For many, the question of returning to the office is uncertain. Even more uncertain is what the office will look like when they do return. Many employers are likely to hold off on drastic design changes and opt for more flexible options. But you will definitely see some of these Covid19-conscious tactics to help minimize transmission.

Private Spaces. The open workspace concept was already on its way out, so it’s no surprise you’ll see more spacing between desks. This could include cubicles, screens, panel walls, or markings on the floor to designate proper spacing for social distancing.

More Hygiene Stations. You can definitely expect to run into stations with hand sanitizer and/or wipes all over the place.

Less Touch Points. To discourage the spreading of germs, employers may encourage staff to go paperless and therefore reduce the number of printers/copiers. Other items you could see less of might include shared stationary like paper clips. Luckily, many people have naturally gotten used to using less of these items while working from home.

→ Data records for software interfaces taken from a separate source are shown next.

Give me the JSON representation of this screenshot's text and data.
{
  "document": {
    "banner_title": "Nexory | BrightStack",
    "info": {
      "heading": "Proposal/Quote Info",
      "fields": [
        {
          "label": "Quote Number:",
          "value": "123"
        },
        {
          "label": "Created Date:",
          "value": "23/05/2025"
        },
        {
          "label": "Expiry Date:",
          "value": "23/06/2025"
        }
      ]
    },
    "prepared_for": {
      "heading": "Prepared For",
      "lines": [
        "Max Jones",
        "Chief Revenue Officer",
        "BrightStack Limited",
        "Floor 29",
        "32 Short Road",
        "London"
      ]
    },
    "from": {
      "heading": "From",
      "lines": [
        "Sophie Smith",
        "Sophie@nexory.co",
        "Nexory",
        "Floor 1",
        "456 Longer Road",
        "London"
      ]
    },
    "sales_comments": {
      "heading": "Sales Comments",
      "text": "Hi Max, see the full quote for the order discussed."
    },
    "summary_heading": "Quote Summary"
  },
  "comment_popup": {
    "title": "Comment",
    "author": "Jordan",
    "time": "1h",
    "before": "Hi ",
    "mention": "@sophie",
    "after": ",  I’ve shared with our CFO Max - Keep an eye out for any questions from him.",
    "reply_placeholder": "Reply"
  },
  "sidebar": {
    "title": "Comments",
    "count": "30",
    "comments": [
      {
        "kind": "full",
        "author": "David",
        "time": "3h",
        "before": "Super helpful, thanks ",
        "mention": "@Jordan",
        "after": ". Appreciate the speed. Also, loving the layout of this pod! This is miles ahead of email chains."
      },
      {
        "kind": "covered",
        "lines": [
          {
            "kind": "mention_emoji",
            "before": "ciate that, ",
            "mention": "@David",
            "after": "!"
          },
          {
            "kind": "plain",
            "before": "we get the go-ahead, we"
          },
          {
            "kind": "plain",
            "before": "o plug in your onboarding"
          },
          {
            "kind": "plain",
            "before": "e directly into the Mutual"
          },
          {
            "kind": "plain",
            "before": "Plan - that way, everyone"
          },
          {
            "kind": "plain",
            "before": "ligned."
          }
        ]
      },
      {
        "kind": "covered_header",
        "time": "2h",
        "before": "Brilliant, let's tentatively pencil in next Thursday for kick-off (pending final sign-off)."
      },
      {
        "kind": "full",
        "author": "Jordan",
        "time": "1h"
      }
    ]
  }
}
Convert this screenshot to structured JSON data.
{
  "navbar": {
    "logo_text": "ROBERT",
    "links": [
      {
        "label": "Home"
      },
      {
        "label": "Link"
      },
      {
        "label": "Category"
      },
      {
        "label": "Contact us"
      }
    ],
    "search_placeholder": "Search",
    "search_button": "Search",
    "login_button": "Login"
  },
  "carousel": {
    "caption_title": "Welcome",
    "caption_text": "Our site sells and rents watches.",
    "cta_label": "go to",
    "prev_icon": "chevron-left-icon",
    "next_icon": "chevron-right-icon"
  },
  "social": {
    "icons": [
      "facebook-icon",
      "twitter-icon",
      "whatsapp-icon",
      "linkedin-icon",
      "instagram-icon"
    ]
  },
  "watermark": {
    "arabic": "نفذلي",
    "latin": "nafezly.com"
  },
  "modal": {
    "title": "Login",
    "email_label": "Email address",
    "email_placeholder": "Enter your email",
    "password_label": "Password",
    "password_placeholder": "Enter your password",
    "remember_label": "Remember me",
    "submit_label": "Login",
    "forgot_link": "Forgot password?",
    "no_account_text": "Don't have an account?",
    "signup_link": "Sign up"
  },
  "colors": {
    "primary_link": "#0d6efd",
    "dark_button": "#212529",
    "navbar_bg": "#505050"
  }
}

Increased Shared Work Spaces, or Hot Desking. According to global research completed by WKspace, more than 65% of employers and employees expect staff to continue to work from home for the short and long-term. This could lead to a greater need for flexible workspaces as employees rotate in and out of the office on different days. This option has its controversy and the need for cleanliness is key.

Overall WKspace’s research concluded employers and employees wanted greater flexibility on how and where they work. They’d like spaces that are digitally connected and efficiently designed around a variety of uses.

What they don’t want? Feelings of presenteeism and inflexible working culture. Avoid large open plan work spaces or resimerical designs.